Exercise description:
Your answer should consist of every line in the records that holds "text".

Page and application data records:
-------
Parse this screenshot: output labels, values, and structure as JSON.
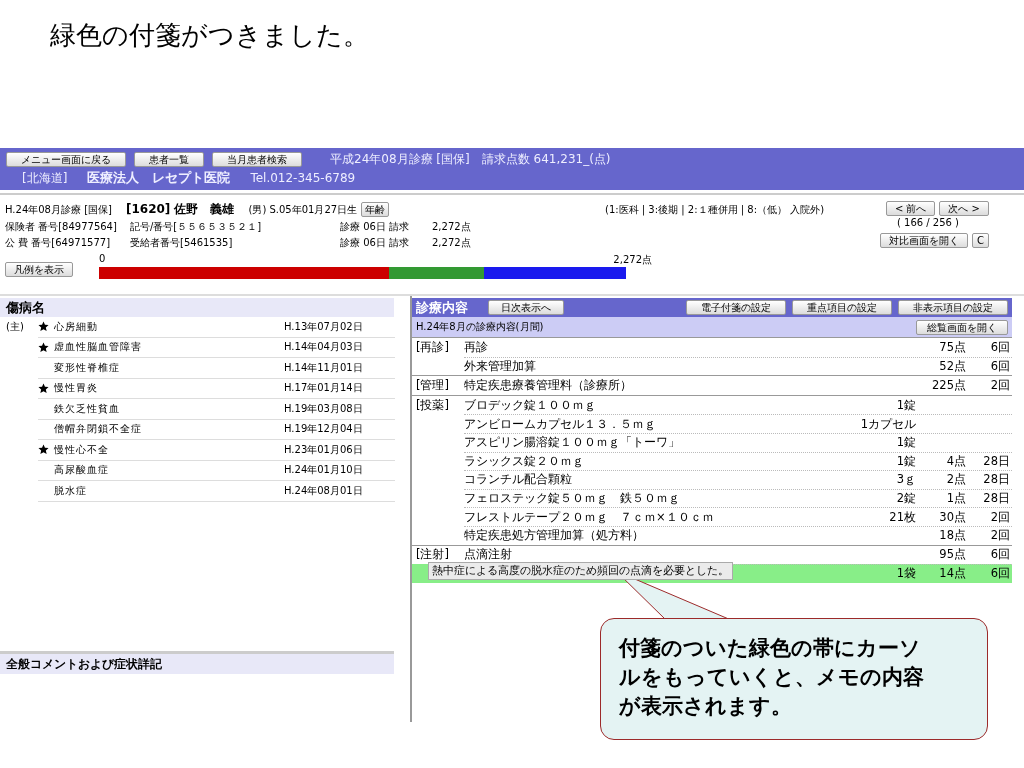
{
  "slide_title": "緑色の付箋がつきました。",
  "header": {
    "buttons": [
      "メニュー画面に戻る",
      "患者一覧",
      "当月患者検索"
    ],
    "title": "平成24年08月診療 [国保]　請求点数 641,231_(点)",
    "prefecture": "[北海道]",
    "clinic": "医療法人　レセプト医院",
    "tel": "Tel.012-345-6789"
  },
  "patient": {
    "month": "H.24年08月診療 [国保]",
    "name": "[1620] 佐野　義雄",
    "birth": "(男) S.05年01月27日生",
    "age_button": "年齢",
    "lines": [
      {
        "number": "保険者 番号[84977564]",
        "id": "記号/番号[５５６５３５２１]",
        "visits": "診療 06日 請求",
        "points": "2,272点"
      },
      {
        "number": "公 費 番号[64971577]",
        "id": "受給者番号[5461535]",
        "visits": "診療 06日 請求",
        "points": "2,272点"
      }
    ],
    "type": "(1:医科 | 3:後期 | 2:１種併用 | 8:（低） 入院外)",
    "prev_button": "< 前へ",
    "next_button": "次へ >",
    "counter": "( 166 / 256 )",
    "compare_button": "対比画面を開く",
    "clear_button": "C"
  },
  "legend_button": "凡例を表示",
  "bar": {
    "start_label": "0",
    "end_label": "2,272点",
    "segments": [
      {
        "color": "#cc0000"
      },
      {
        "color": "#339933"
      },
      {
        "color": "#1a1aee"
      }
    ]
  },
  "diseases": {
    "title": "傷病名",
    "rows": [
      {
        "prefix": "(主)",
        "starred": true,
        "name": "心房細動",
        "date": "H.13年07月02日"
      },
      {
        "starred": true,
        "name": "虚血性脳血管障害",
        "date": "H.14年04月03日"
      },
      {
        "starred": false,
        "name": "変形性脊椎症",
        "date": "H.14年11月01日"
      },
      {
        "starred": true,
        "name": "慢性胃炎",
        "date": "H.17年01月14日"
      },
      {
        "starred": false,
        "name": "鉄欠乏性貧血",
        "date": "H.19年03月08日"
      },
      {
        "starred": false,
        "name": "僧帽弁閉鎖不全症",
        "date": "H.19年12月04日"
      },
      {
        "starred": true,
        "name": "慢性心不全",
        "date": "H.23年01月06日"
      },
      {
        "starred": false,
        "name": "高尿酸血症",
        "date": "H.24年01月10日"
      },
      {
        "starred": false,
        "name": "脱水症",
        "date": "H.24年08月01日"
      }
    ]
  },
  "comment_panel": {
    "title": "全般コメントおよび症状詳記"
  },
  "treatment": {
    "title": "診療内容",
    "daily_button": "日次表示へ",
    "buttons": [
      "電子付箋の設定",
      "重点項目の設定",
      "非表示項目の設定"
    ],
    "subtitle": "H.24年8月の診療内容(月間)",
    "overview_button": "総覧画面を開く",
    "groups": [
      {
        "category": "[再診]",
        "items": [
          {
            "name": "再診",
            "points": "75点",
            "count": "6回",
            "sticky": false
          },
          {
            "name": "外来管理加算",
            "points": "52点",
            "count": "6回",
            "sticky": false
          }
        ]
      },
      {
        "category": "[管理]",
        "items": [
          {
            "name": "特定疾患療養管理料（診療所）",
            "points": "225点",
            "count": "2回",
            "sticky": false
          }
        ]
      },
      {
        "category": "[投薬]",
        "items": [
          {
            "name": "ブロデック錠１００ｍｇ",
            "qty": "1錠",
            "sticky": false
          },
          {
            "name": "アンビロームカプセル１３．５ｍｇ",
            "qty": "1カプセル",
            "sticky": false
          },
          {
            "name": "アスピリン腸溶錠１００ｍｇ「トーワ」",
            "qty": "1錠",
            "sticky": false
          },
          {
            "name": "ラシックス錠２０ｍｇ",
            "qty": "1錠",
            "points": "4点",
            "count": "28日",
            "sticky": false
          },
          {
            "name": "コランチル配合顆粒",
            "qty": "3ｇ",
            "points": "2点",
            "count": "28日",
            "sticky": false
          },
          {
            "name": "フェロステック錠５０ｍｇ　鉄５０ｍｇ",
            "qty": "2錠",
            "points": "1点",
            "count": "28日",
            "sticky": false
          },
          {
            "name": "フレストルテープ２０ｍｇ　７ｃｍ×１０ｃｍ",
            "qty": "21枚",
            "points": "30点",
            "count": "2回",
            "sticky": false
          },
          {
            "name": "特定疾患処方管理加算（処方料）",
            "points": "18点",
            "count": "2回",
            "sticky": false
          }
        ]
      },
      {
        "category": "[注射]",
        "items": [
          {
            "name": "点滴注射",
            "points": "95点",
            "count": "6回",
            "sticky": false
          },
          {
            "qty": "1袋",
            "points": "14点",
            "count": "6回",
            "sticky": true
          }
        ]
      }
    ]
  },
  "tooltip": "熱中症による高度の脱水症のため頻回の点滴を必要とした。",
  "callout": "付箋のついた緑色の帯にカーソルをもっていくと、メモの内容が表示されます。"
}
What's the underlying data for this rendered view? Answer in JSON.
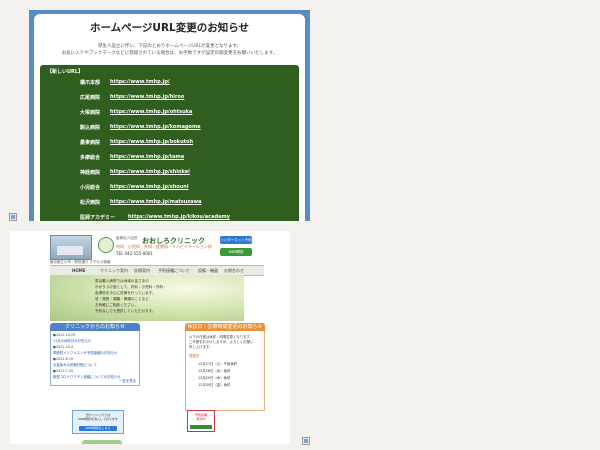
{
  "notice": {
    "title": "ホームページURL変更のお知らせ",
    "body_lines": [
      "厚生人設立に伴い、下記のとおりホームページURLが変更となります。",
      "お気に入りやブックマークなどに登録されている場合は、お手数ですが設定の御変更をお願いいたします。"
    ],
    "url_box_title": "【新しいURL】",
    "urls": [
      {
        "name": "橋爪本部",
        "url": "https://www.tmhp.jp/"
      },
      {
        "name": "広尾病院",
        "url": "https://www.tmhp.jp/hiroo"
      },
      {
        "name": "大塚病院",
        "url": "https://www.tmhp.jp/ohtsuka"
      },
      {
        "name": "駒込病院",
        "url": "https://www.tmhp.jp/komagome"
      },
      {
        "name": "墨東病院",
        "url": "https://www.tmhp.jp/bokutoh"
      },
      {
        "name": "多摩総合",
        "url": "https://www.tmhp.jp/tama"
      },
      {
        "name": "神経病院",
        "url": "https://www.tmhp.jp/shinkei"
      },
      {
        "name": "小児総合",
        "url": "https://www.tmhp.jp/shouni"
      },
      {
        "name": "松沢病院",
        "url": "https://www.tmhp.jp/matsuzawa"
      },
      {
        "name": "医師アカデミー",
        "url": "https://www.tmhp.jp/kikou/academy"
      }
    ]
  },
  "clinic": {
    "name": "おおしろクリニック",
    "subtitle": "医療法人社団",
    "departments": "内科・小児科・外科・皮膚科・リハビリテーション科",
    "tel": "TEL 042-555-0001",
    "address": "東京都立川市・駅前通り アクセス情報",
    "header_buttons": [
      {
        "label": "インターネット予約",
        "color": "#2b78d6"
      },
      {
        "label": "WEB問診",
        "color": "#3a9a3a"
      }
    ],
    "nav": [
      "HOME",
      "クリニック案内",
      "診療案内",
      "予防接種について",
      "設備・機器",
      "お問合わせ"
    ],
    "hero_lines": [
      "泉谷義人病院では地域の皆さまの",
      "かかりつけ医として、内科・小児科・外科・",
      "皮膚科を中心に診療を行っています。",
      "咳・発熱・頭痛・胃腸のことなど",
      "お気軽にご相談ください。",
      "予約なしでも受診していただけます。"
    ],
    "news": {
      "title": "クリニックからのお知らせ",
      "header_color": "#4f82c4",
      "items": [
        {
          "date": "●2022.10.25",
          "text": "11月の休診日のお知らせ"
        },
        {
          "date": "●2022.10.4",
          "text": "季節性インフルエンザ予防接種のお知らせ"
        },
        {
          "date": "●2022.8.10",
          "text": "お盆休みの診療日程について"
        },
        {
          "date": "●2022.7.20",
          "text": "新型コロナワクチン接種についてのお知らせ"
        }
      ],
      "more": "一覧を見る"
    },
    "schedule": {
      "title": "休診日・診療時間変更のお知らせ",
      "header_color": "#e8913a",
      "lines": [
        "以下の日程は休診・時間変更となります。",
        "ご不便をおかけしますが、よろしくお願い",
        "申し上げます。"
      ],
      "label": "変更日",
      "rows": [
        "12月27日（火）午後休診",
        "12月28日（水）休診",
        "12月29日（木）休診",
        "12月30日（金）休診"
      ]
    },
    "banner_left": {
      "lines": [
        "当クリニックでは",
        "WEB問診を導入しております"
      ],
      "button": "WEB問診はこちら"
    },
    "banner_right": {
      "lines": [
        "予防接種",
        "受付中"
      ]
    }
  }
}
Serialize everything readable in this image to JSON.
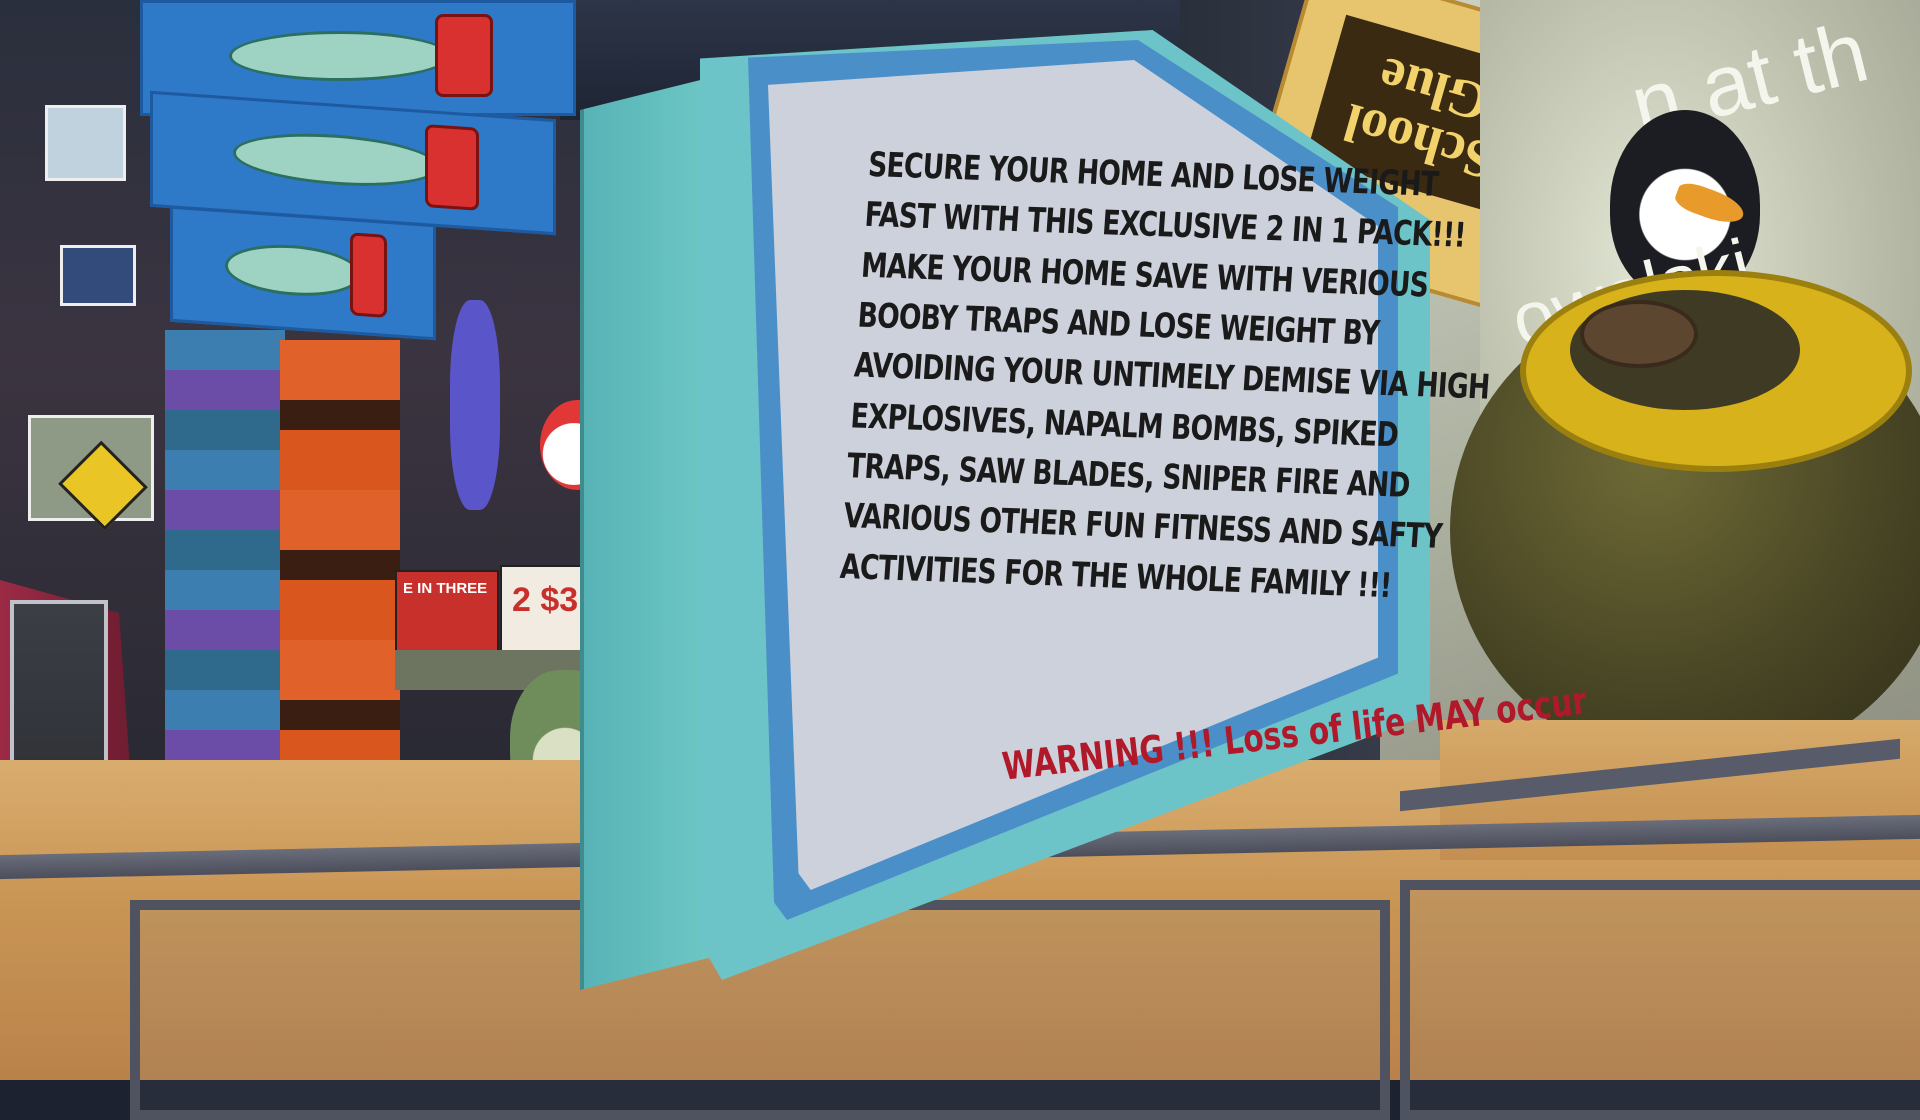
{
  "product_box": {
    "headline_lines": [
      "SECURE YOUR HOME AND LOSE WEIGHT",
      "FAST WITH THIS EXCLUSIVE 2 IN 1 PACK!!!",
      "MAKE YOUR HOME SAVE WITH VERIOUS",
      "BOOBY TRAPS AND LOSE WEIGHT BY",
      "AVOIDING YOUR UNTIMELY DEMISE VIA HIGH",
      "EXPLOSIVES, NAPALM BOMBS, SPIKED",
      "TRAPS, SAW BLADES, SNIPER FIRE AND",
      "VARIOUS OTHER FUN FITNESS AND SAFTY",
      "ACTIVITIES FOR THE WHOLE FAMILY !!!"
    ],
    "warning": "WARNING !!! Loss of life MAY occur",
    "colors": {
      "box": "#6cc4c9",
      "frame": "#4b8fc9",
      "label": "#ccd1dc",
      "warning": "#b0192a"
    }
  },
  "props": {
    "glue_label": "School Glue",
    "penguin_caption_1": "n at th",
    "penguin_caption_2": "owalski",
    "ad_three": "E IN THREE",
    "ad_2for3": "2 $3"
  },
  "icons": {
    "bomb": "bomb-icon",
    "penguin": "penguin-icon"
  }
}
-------
Completed task:
          "text": "11月の休診日のお知らせ"
          "text": "季節性インフルエンザ予防接種のお知らせ"
          "text": "お盆休みの診療日程について"
          "text": "新型コロナワクチン接種についてのお知らせ"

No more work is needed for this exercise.